____ Records for processing

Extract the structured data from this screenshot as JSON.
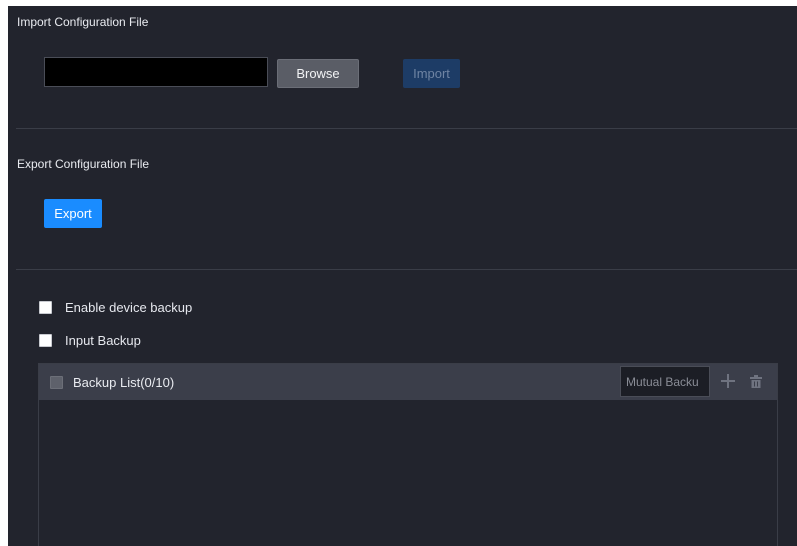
{
  "import": {
    "title": "Import Configuration File",
    "file_value": "",
    "browse_label": "Browse",
    "import_label": "Import"
  },
  "export": {
    "title": "Export Configuration File",
    "export_label": "Export"
  },
  "backup": {
    "enable_device_backup_label": "Enable device backup",
    "input_backup_label": "Input Backup",
    "list_title": "Backup List(0/10)",
    "mode_select_value": "Mutual Backu",
    "icons": [
      "plus-icon",
      "trash-icon"
    ]
  }
}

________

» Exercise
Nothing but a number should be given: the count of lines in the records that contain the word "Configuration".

» Expected answer
2